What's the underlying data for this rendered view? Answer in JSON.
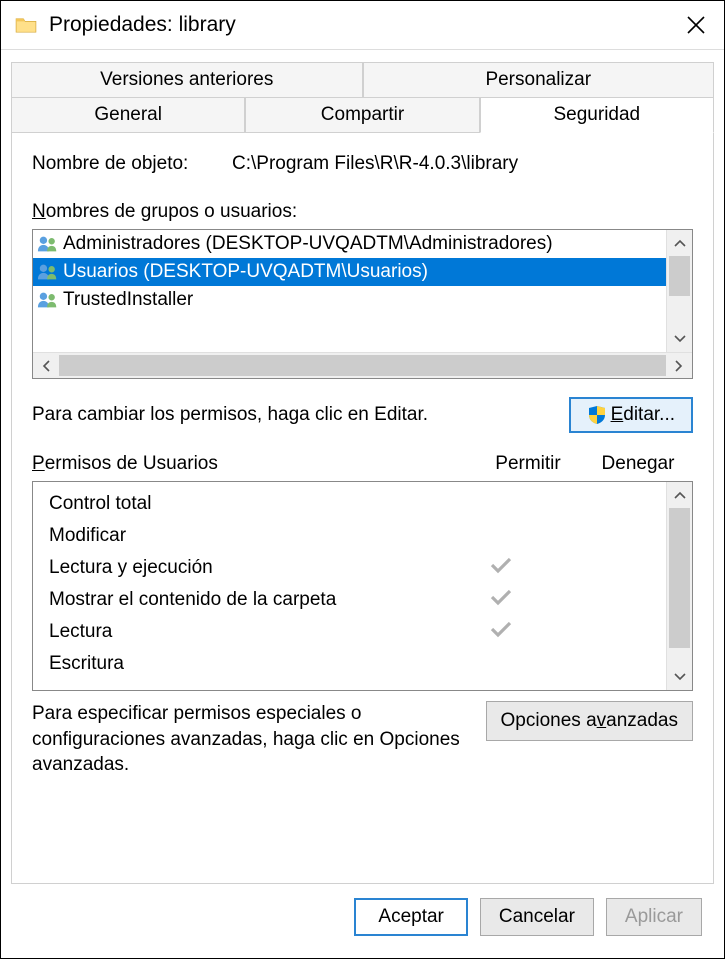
{
  "title": "Propiedades: library",
  "tabs": {
    "row1": [
      "Versiones anteriores",
      "Personalizar"
    ],
    "row2": [
      "General",
      "Compartir",
      "Seguridad"
    ]
  },
  "activeTab": "Seguridad",
  "objectLabel": "Nombre de objeto:",
  "objectPath": "C:\\Program Files\\R\\R-4.0.3\\library",
  "groupsLabel": "Nombres de grupos o usuarios:",
  "groups": [
    {
      "name": "Administradores (DESKTOP-UVQADTM\\Administradores)",
      "selected": false
    },
    {
      "name": "Usuarios (DESKTOP-UVQADTM\\Usuarios)",
      "selected": true
    },
    {
      "name": "TrustedInstaller",
      "selected": false
    }
  ],
  "editHint": "Para cambiar los permisos, haga clic en Editar.",
  "editButton": "Editar...",
  "permissionsTitle": "Permisos de Usuarios",
  "allowHeader": "Permitir",
  "denyHeader": "Denegar",
  "permissions": [
    {
      "name": "Control total",
      "allow": false,
      "deny": false
    },
    {
      "name": "Modificar",
      "allow": false,
      "deny": false
    },
    {
      "name": "Lectura y ejecución",
      "allow": true,
      "deny": false
    },
    {
      "name": "Mostrar el contenido de la carpeta",
      "allow": true,
      "deny": false
    },
    {
      "name": "Lectura",
      "allow": true,
      "deny": false
    },
    {
      "name": "Escritura",
      "allow": false,
      "deny": false
    }
  ],
  "advancedHint": "Para especificar permisos especiales o configuraciones avanzadas, haga clic en Opciones avanzadas.",
  "advancedButton": "Opciones avanzadas",
  "buttons": {
    "ok": "Aceptar",
    "cancel": "Cancelar",
    "apply": "Aplicar"
  }
}
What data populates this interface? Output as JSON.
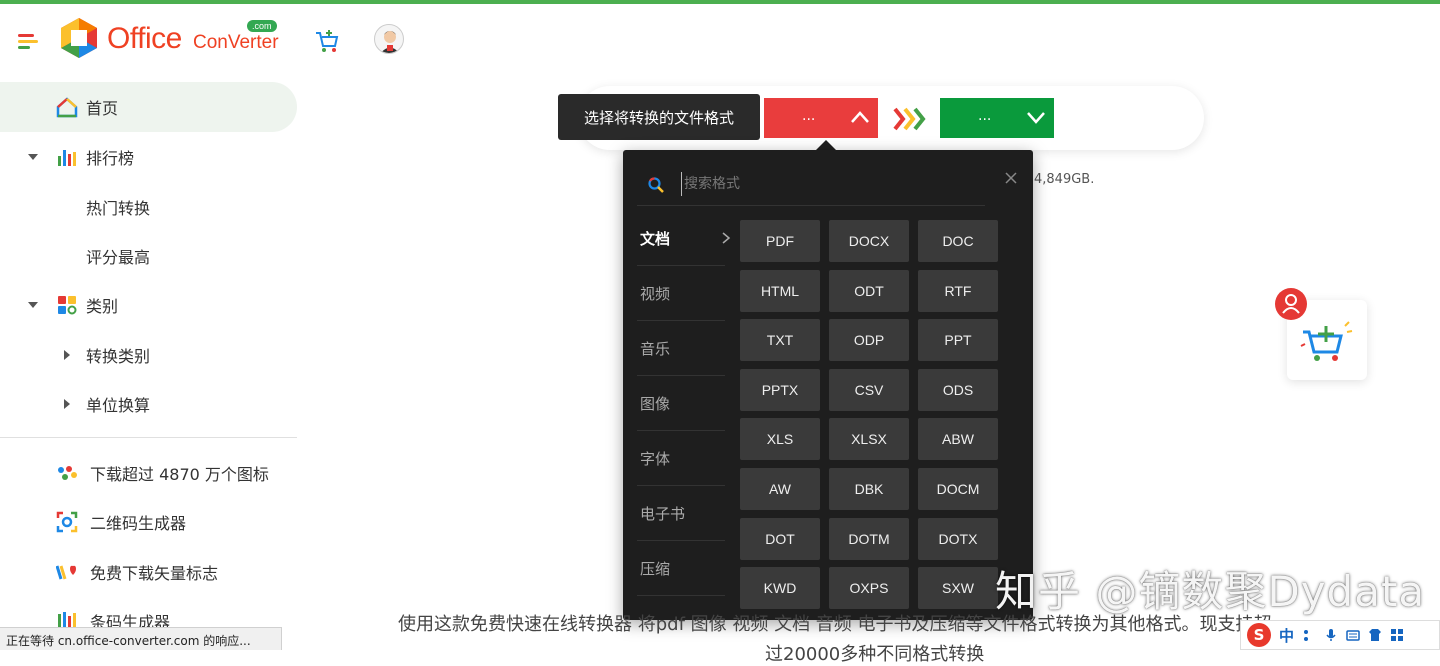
{
  "header": {
    "logo_text_main": "Office",
    "logo_text_sub": "ConVerter",
    "logo_badge": ".com"
  },
  "sidebar": {
    "items": [
      {
        "label": "首页",
        "icon": "home-icon",
        "active": true
      },
      {
        "label": "排行榜",
        "icon": "bar-chart-icon",
        "expanded": true
      },
      {
        "label": "热门转换"
      },
      {
        "label": "评分最高"
      },
      {
        "label": "类别",
        "icon": "grid-icon",
        "expanded": true
      },
      {
        "label": "转换类别",
        "collapsed": true
      },
      {
        "label": "单位换算",
        "collapsed": true
      }
    ],
    "tools": [
      {
        "label": "下载超过 4870 万个图标",
        "icon": "dots-icon"
      },
      {
        "label": "二维码生成器",
        "icon": "qr-scan-icon"
      },
      {
        "label": "免费下载矢量标志",
        "icon": "heart-logo-icon"
      },
      {
        "label": "条码生成器",
        "icon": "barcode-icon"
      }
    ]
  },
  "converter": {
    "tooltip": "选择将转换的文件格式",
    "from_value": "...",
    "to_value": "...",
    "size_note": "4,849GB."
  },
  "dropdown": {
    "search_placeholder": "搜索格式",
    "categories": [
      "文档",
      "视频",
      "音乐",
      "图像",
      "字体",
      "电子书",
      "压缩"
    ],
    "active_category": "文档",
    "formats": [
      "PDF",
      "DOCX",
      "DOC",
      "HTML",
      "ODT",
      "RTF",
      "TXT",
      "ODP",
      "PPT",
      "PPTX",
      "CSV",
      "ODS",
      "XLS",
      "XLSX",
      "ABW",
      "AW",
      "DBK",
      "DOCM",
      "DOT",
      "DOTM",
      "DOTX",
      "KWD",
      "OXPS",
      "SXW"
    ]
  },
  "description": {
    "line1": "使用这款免费快速在线转换器 将pdf 图像 视频 文档 音频 电子书及压缩等文件格式转换为其他格式。现支持超",
    "line2": "过20000多种不同格式转换"
  },
  "watermark": "知乎 @镝数聚Dydata",
  "status_bar": "正在等待 cn.office-converter.com 的响应...",
  "ime": {
    "label": "中"
  }
}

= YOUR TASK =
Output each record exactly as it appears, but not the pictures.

= FINISHED EXERCISE =
What's the underlying data for this rendered view? Answer in JSON.
{
  "title": "Propiedades: library",
  "tabs": {
    "row1": [
      "Versiones anteriores",
      "Personalizar"
    ],
    "row2": [
      "General",
      "Compartir",
      "Seguridad"
    ]
  },
  "activeTab": "Seguridad",
  "objectLabel": "Nombre de objeto:",
  "objectPath": "C:\\Program Files\\R\\R-4.0.3\\library",
  "groupsLabel": "Nombres de grupos o usuarios:",
  "groups": [
    {
      "name": "Administradores (DESKTOP-UVQADTM\\Administradores)",
      "selected": false
    },
    {
      "name": "Usuarios (DESKTOP-UVQADTM\\Usuarios)",
      "selected": true
    },
    {
      "name": "TrustedInstaller",
      "selected": false
    }
  ],
  "editHint": "Para cambiar los permisos, haga clic en Editar.",
  "editButton": "Editar...",
  "permissionsTitle": "Permisos de Usuarios",
  "allowHeader": "Permitir",
  "denyHeader": "Denegar",
  "permissions": [
    {
      "name": "Control total",
      "allow": false,
      "deny": false
    },
    {
      "name": "Modificar",
      "allow": false,
      "deny": false
    },
    {
      "name": "Lectura y ejecución",
      "allow": true,
      "deny": false
    },
    {
      "name": "Mostrar el contenido de la carpeta",
      "allow": true,
      "deny": false
    },
    {
      "name": "Lectura",
      "allow": true,
      "deny": false
    },
    {
      "name": "Escritura",
      "allow": false,
      "deny": false
    }
  ],
  "advancedHint": "Para especificar permisos especiales o configuraciones avanzadas, haga clic en Opciones avanzadas.",
  "advancedButton": "Opciones avanzadas",
  "buttons": {
    "ok": "Aceptar",
    "cancel": "Cancelar",
    "apply": "Aplicar"
  }
}
What data populates this interface? Output as JSON.
{
  "header": {
    "logo_text_main": "Office",
    "logo_text_sub": "ConVerter",
    "logo_badge": ".com"
  },
  "sidebar": {
    "items": [
      {
        "label": "首页",
        "icon": "home-icon",
        "active": true
      },
      {
        "label": "排行榜",
        "icon": "bar-chart-icon",
        "expanded": true
      },
      {
        "label": "热门转换"
      },
      {
        "label": "评分最高"
      },
      {
        "label": "类别",
        "icon": "grid-icon",
        "expanded": true
      },
      {
        "label": "转换类别",
        "collapsed": true
      },
      {
        "label": "单位换算",
        "collapsed": true
      }
    ],
    "tools": [
      {
        "label": "下载超过 4870 万个图标",
        "icon": "dots-icon"
      },
      {
        "label": "二维码生成器",
        "icon": "qr-scan-icon"
      },
      {
        "label": "免费下载矢量标志",
        "icon": "heart-logo-icon"
      },
      {
        "label": "条码生成器",
        "icon": "barcode-icon"
      }
    ]
  },
  "converter": {
    "tooltip": "选择将转换的文件格式",
    "from_value": "...",
    "to_value": "...",
    "size_note": "4,849GB."
  },
  "dropdown": {
    "search_placeholder": "搜索格式",
    "categories": [
      "文档",
      "视频",
      "音乐",
      "图像",
      "字体",
      "电子书",
      "压缩"
    ],
    "active_category": "文档",
    "formats": [
      "PDF",
      "DOCX",
      "DOC",
      "HTML",
      "ODT",
      "RTF",
      "TXT",
      "ODP",
      "PPT",
      "PPTX",
      "CSV",
      "ODS",
      "XLS",
      "XLSX",
      "ABW",
      "AW",
      "DBK",
      "DOCM",
      "DOT",
      "DOTM",
      "DOTX",
      "KWD",
      "OXPS",
      "SXW"
    ]
  },
  "description": {
    "line1": "使用这款免费快速在线转换器 将pdf 图像 视频 文档 音频 电子书及压缩等文件格式转换为其他格式。现支持超",
    "line2": "过20000多种不同格式转换"
  },
  "watermark": "知乎 @镝数聚Dydata",
  "status_bar": "正在等待 cn.office-converter.com 的响应...",
  "ime": {
    "label": "中"
  }
}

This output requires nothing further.